Tips for travelling with eczema

Posted on June 10, 2015 by Guest Writer
Couple on beach

Skin conditions such as eczema can be challenging, not just for you but for the people you are with. If you are going away to an unfamiliar environment and perhaps a different climate, your trip could bring on allergies, eczema or other irritants. However, if you take the right precautions, there’s no reason why you shouldn’t enjoy your holidays as much as anyone else.

Below is a list of travel tips which should help you relieve the symptoms if you are prone to eczema:

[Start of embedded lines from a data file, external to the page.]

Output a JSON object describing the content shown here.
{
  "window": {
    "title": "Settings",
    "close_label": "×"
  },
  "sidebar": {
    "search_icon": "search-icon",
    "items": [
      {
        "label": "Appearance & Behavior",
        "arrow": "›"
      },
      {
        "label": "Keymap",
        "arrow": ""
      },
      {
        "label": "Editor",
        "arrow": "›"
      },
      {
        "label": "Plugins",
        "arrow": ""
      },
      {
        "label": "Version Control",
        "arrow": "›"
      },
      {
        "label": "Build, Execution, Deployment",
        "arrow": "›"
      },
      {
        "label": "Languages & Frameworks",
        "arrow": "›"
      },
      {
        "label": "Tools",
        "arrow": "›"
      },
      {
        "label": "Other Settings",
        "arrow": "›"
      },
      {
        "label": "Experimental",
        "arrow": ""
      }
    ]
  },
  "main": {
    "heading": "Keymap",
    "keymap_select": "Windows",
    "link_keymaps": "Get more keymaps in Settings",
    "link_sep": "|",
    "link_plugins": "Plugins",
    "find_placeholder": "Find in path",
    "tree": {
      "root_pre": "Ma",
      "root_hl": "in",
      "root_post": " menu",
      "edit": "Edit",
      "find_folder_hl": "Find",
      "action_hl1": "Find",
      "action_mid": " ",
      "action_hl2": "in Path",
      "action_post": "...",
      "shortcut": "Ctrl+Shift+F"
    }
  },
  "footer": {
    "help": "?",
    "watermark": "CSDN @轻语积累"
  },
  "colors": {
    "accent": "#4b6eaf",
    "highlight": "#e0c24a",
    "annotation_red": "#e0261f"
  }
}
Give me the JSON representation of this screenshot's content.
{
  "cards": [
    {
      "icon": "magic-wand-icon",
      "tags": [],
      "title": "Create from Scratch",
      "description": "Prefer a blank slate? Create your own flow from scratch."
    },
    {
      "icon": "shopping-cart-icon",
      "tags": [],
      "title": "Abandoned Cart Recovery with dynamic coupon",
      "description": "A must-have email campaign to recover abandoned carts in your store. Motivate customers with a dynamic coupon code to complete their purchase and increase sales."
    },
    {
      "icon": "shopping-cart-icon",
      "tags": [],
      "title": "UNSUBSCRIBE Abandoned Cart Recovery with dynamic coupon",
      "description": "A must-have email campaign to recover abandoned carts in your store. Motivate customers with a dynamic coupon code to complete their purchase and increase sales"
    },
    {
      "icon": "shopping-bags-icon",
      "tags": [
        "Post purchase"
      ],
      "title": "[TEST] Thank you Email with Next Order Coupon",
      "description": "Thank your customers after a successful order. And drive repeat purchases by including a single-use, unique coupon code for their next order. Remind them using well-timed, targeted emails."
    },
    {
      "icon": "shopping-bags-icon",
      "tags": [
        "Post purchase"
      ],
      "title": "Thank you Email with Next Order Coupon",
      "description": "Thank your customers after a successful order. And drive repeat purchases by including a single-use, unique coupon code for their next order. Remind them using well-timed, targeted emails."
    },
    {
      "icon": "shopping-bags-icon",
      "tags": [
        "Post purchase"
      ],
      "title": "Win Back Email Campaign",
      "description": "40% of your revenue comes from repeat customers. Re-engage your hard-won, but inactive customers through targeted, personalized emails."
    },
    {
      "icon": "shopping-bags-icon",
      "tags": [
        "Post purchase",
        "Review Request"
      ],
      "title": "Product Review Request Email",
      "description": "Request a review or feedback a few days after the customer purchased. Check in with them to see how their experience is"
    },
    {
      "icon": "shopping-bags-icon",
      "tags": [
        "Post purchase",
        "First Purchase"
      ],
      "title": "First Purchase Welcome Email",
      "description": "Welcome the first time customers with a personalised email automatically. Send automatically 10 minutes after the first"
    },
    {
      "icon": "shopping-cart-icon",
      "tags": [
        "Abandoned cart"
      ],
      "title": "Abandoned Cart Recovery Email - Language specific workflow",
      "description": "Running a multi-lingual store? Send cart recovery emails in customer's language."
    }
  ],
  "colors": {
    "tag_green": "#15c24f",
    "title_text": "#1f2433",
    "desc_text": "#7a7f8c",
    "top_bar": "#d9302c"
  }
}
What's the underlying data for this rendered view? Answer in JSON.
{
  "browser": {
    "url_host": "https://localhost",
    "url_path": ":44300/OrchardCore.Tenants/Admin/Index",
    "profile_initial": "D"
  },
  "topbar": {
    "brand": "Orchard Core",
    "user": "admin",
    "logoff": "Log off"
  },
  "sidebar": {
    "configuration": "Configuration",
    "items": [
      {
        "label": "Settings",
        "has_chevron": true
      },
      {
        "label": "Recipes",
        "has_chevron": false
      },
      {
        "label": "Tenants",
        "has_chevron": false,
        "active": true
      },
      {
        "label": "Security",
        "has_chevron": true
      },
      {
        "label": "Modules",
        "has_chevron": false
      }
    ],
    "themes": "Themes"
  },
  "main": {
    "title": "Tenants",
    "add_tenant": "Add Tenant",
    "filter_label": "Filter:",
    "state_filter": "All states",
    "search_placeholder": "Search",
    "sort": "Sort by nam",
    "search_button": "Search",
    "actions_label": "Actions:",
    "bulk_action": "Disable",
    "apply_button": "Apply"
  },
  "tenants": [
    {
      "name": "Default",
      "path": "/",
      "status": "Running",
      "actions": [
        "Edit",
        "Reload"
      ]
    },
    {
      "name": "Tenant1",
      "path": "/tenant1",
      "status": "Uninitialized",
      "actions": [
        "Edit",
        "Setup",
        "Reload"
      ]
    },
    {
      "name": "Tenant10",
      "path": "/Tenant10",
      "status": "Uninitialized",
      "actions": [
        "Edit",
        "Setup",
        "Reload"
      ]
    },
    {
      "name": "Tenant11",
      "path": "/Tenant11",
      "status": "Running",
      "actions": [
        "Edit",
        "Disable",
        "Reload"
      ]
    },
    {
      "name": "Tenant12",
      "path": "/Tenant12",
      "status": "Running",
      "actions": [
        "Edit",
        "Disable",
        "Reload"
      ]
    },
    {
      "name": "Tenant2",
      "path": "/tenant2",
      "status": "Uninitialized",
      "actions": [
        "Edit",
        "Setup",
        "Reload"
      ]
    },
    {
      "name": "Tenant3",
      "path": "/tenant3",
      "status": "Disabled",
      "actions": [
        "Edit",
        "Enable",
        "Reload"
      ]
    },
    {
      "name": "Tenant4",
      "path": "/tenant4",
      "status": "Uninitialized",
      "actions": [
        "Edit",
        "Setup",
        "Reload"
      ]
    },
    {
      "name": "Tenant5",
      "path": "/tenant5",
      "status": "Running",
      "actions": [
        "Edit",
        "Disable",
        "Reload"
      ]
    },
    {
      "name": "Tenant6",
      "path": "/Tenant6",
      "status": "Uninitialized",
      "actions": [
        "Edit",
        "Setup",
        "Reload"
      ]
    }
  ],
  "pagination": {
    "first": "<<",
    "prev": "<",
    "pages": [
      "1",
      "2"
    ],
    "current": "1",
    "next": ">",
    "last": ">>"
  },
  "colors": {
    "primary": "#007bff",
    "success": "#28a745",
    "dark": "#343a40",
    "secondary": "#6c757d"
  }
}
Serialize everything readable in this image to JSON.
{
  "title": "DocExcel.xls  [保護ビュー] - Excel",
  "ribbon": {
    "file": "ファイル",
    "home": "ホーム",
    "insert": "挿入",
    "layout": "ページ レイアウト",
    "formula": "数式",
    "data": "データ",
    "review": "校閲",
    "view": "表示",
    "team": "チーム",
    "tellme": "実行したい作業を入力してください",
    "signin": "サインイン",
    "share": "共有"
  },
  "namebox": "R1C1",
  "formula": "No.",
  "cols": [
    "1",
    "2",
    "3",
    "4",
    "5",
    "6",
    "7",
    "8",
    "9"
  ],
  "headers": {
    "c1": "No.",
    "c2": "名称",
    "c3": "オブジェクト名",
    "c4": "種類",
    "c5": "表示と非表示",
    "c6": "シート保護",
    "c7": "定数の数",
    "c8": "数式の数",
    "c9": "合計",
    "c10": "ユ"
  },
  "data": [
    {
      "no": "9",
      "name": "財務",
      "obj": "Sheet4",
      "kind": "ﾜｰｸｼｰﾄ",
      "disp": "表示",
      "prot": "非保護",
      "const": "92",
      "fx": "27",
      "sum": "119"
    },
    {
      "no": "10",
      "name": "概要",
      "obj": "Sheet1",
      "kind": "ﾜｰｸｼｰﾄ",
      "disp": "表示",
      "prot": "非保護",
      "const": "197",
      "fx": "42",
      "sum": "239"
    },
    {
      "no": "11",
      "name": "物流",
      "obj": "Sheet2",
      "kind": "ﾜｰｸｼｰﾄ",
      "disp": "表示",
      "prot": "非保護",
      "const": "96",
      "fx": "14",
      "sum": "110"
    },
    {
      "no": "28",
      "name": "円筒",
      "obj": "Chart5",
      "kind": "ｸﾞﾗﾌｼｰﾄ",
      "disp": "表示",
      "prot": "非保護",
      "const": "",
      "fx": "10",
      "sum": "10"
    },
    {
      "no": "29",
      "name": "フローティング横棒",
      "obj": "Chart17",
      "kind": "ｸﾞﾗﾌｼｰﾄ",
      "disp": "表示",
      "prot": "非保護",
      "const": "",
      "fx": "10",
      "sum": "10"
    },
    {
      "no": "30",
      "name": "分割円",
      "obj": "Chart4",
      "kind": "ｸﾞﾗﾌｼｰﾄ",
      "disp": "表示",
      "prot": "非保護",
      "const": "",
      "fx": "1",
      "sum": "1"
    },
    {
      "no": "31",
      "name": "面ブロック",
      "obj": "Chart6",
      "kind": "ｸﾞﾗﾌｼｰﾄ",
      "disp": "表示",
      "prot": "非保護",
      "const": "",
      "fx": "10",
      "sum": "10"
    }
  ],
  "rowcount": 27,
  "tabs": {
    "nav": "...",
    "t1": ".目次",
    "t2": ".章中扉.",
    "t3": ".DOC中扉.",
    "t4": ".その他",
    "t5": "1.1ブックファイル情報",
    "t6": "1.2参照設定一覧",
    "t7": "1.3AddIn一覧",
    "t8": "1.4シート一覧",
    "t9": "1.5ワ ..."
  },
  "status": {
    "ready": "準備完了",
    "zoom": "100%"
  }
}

  • Before you go, ask your doctor for advice or medications such as topical steroids to help keep your eczema at bay should you have a flare up while you are away.
  • Take extra moisturiser and other ointments with you. Different climates can bring on problems such as uncomfortable, cracked or flaky skin which can lead to serious infections.
  • Bleach, detergents and dust mites often trigger allergies and eczema. If you pack your own anti-allergy sheet with dust mite protection, you could avoid an unnecessary flare-up.
  • If you are travelling to an EEA country or Switzerland, make sure you get a European Health Insurance Card (EHIC) to cover you for emergency medical treatment while you are away. Bear in mind, however that this free card does not cover other things like repatriation, loss or theft of baggage and 24 hour medical assistance. A good travel insurance policy is therefore a must.
  • As with all medical complaints, it is important to let your insurers know if you have eczema, along with any other pre-existing medical condition(s) you may have. If you fail to do so, your policy will be invalid and any claim you make may be denied.


  • Keep drinking – non-alcoholic drinks of course. Ideally water and fruit juices are best. Travel can make you a little more stressed than usual and is dehydrating, so remember to keep your fluid levels up at all times.
  • Dress in cotton or linen loose fitting clothing to avoid irritating your skin with rubbing from sitting down or walking for long periods of time. Avoid wool and synthetics as much as possible. Extreme temperature can give rise to flare ups, so remember your hat and gloves in winter and cool clothing in summer.

These tips are non-advisery and are merely meant as a general guide to avoiding problems when you go on holiday with eczema. For professional advice, please consult your doctor.

Tips for travelling with eczema